By Bill Madigan, AVID Staff Developer
Cheryl came to me one day and asked for my help. A Special Ed teacher, she was at the end of her rope. Feeling like she was peering into the abyss, she did what many teachers do: justify their frustrations. She achingly shared all that she had done; how long she had tried; how late she had stayed; how many chances she had given, and more.
Then, she described the problem. Derek wouldn’t read more than three pages a night for homework. She did her best to detail his “deficits” as noted in his IEP (Special Ed analysis of his learning “challenges”). I tried not to hear what was wrong with him, and then I heard the voice of Victor Villaseñor belt out: “Dream Big!” Victor is the renowned author of Rain of Gold and many other novels and stories of his Mexican-American family, and I trust his gut responses. This “Dream Big” just popped in my head in the middle of my moment with Cheryl.
I told her to go to Derek and sit down right in front of him, look in his eyes, and say, “I want you to read 30 pages tonight.” I added, “Tell him that you want him to do it for you, and that you will be thinking and worrying about him from now until when you see him tomorrow.” Then, I asked her to help Derek frame the whole endeavor: where he will sit; what he will do if his brother, or mother, or cat interrupts him; what he will say to himself when he gets bored or tired; what to do when he gets hungry etc. I finished by asking her to close out her challenge to him with the most genuine and convincing voice, saying, “I care about you, and I believe in you.”
The next day, Cheryl called me and said that Derek was truant from her period with him, and she wanted me to help find him. We searched and searched. Finally, we found him hiding in a breezeway over the library. He looked dejected, head down, avoiding eye contact. At first, he wouldn’t speak. Finally, he said, “Miss, I couldn’t come to you because I let you down; I only read 27 pages.” Cheryl beamed and hugged him.
Cheryl no longer had the real problem of a boy who wouldn’t read more than a few pages. Now, she had the luxurious problem of showing a boy how amazing he was and how proud she was of him. Moreover, Derek was now gloriously troubled; he now knew that he could do far more than he previously imagined. He no longer had an incapacity that he could easily hide behind. What occurred in all our minds was remarkable, hovering near the miraculous.
So this is inspiration. From the Latin word inspirare: to inflame, blow into, inspiration is a word of passion or deep feeling. Unfortunately, in educational circles, inspiration is used with a sort of distant reverence, and it is hoped for, but never explicitly required. It’s not in the California state standards of the teaching profession, and I’ll hazard to guess that it’s not in any state’s standards for the teaching profession. We have all experienced it; we know it when we feel it, but the concept is vague and seems unteachable. Unlike Cornell Notes, there aren’t 10 easy steps. Yet, inspiration is the WHY we do what we do.

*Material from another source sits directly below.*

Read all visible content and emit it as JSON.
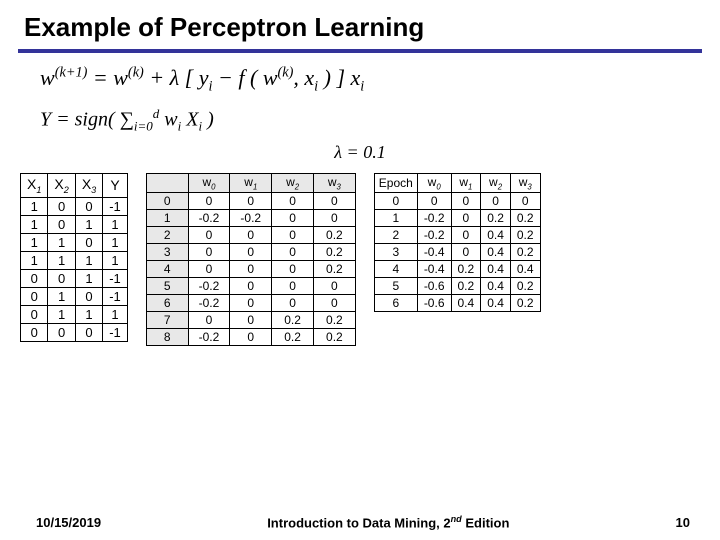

According to the research done recently by Dr. Mary Helen Immordino-Yang, inspiration, or what she calls “admiration of virtue,” is the most ascendant element of motivating a resilient pursuit of greatness. Immordino-Yang says, “Skills are important, but inspiration is more important.” Her work has shown that people in a state of inspiration show activation in many areas of the brain, most notably the medulla and brain stem. What’s remarkable about that is that these areas, which are the most primitive parts of our brain, were thought to have only mechanical functionality: regulating our blood pressure, as well as heart rate, and keeping us breathing while we sleep. Well, it turns out that these areas, which primarily maintain our basic survival, are also “co-opted” when we are experiencing inspiration. Our highest emotional state is connected to, and brought about by, our most primitive nature.
Derek, Cheryl, and I felt the inspiration of WHY we do what we do.
Bill Madigan has been an educator for 25 years. He has taught emotionally disturbed and at-risk students, as well as Advanced Placement® learners. He has also been an AVID coordinator and elective teacher for 18 years. Bill has also been a Staff Developer both privately and with AVID for 18 years, teaching brain based learning, as well as English Language Learner best practices.